For our younger Millennials and Gen Z’s out there, this could give you some insight on what to do with your extra cash to plan for your future. Unfortunately, life doesn’t give you a participation trophy to cash in for retirement funds…you’ve got to earn it and make sure you put money in the right places to do it.
1. 50/30/20 Rule
For those that aren’t familiar, the 50/30/20 rule is a good way to budget your personal finances – 50% needs, 30% wants, 20% savings/debt repayment. Take a look NerdWallet’s 50/30/20 worksheet to assist you with this. For investment purposes, we want to look at that 20%. Ideally, you want your savings/investing to equal 20% of your income after you pay down any credit card or loan debt.
Does your company offer a 401(k)? Before you invest money, it is a good idea to make sure you are getting the full benefit of your company’s 401(k) match if they have one. Say that your employer offers a 5% match; you want to put 5% of your income (if you can) into your 401(k) every payroll to get the full 5% match. Your company is essentially giving you an extra 5% pay if you do – that’s free money you don’t want to miss out on.
After you can afford that, start saving and investing elsewhere in addition to that. The 5% match example given will put you at 10% of your total income, so you would be half way there!
2. How much should I put into savings vs investments?
This is truly up to you. After that 401(k) match, it is usually best to save until you have enough in your emergency fund, then start investing your money. Your emergency fund needs to be at least 6 months’ expenses.
I.e. Say you make $32,000 after taxes, but your average monthly expenses are $2,000. You should save $12,000 for your emergency fund. The remaining money you don’t spend monthly can then be put towards investments.
3. Where should I invest?
There are quite a few options for investments: real estate, stocks & bonds, and even insurance policies, to name the basics.
Depending on the housing market, this could be a very good investment. The caveat is that it is more work than say, stocks & bonds. You can buy a property and sell it for a profit, lease it out to someone else, or inhabit it and cash it out for some money with a refinance later down the road – your choice. If you don’t have time to spend to cultivate this investment, this may not be for you. If it does sound like something you would like to get into, rates are extremely low right now and now is the time to pounce. (There’s our shameless plug. You had to know that was coming, right?)
Stocks & Bonds

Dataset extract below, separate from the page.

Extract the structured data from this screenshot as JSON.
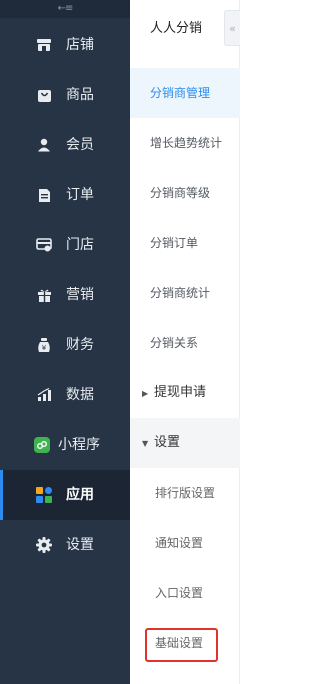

This is the classic investment strategy. Go to an online stock broker like Charles Schwab and do your research! Here’s some general rules and terms to be aware of:
- Stocks are usually higher risk and reward.
- Bonds are lower risk and reward.
- Diversification – This is key. Make sure you put money into companies in different market sectors in case one of those sectors or companies you invest in goes down or crashes. Don’t put all of your eggs in one basket!
- 20 Year rule – Generally speaking, as long as you diversify enough, you are almost guaranteed to make money on your investments over 20 years. The future is always uncertain, but this is what economists have observed since the stock market’s inception.
- Realized Gains – Profit from selling a stock.
- Unrealized Gains – Profit if you sold your stock at that particular moment in time.
- Buy low and sell high – unless that low priced stock looks like a bad idea…
- Taxes – You are only taxed on realized gains from the last year.
- Long-Term – means you have this stock for more than a year. These are taxed lower that short-term stocks.
- Short-Term – means you have this stock for less than a year. These are taxed higher than long-term stocks.
- Limited Order – You can make a limited order to have your broker buy or sell a stock when it reaches a certain price so you don’t have to sit there and check for when it hits a certain value.
- Remember: This can seem like a video game, but this is your hard-earned money and a form of gambling. Be smart and educate yourself before you invest in the stock market!
Sometimes insurance policies can have a higher rate of return than the average stock market venture. It’s usually not best to get insurance for something you don’t need, of course.
- It’s a good idea to get a disability insurance policy if your company doesn’t provide one. These are policies to pay out money to you if you get injured to the point that you can’t work for the rest of your life.
- Life insurance is a good thing to have to keep your family protected if you pass away. These sometimes have the higher rate of return, depending on provider. If you are single and have enough money and assets to cover a funeral, then you probably don’t need this.
Contact a financial advisor!
It is helpful to have a financial advisor on your side to create a plan for your future. You can learn a lot of stuff on your own with the internet, but a professional usually gives better results.